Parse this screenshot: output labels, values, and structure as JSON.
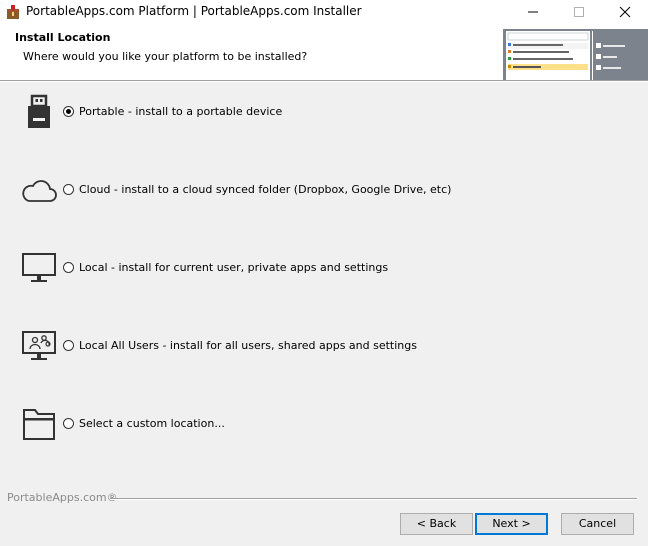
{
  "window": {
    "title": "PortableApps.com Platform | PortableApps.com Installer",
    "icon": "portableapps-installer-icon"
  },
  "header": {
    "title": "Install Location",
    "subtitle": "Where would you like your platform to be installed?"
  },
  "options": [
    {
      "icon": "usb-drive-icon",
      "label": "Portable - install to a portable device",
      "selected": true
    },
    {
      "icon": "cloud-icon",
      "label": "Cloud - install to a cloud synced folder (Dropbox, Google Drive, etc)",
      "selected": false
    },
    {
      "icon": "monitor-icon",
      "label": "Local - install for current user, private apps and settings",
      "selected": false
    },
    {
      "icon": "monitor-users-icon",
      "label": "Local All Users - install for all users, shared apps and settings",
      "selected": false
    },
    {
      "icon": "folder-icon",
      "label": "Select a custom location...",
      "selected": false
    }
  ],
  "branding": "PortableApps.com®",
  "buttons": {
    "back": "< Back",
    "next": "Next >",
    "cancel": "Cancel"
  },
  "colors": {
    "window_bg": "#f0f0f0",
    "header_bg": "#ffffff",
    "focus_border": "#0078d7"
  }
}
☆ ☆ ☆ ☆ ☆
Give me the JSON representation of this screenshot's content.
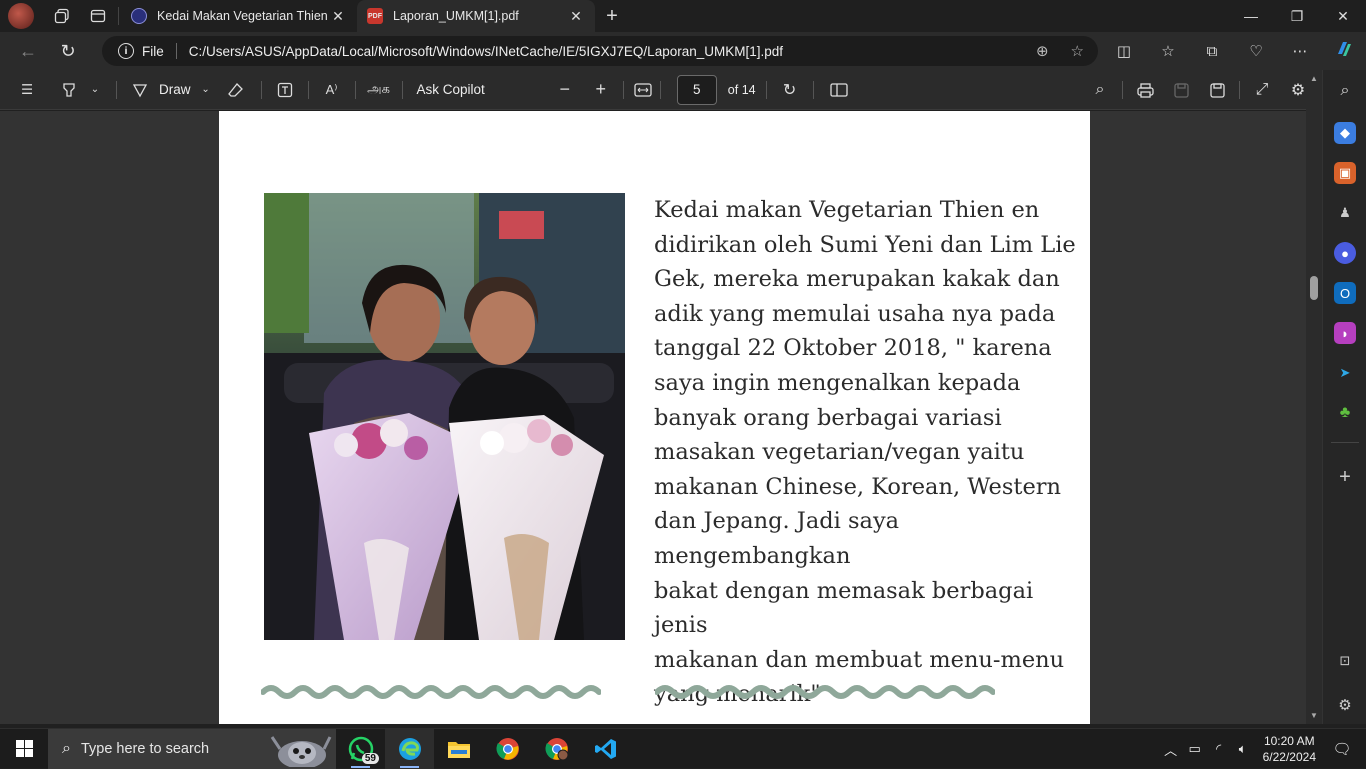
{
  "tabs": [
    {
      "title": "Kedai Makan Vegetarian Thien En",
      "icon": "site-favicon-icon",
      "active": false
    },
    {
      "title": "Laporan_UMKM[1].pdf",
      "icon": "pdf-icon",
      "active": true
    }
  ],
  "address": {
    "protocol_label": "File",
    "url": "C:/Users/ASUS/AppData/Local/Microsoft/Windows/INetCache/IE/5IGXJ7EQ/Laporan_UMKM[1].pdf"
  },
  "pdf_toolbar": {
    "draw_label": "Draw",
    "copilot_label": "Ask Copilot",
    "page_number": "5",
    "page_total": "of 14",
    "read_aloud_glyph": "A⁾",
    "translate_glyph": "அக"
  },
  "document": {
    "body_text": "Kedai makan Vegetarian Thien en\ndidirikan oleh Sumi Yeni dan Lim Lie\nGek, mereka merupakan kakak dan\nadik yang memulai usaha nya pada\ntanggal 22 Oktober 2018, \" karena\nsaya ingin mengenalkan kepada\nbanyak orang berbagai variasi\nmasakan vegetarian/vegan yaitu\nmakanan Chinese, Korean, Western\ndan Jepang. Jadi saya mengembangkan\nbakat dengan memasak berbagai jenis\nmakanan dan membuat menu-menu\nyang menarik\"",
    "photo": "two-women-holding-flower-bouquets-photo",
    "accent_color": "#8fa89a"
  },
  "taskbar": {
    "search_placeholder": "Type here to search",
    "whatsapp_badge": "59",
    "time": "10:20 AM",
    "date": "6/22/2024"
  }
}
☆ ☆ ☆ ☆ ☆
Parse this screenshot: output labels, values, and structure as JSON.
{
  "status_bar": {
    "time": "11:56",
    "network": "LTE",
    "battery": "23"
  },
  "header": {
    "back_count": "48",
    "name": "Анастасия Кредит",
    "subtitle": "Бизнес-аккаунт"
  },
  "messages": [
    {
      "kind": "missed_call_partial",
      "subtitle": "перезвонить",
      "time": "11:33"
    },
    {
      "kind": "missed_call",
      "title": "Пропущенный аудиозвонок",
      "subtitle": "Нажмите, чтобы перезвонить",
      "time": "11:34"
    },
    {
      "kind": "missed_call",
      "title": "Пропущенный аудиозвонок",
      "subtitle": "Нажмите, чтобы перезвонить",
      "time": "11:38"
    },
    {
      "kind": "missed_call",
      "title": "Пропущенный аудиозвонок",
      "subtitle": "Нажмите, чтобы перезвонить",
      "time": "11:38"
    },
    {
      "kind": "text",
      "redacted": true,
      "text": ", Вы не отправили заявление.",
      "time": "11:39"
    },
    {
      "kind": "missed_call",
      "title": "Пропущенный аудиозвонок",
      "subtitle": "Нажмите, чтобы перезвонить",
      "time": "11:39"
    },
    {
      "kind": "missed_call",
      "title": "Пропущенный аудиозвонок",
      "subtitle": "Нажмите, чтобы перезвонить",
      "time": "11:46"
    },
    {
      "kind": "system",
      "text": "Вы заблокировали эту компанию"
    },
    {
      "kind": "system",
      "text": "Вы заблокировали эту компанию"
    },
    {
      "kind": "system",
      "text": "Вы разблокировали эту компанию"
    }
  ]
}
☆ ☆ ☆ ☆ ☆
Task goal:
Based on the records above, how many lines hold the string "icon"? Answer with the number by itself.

Answer to the problem:
8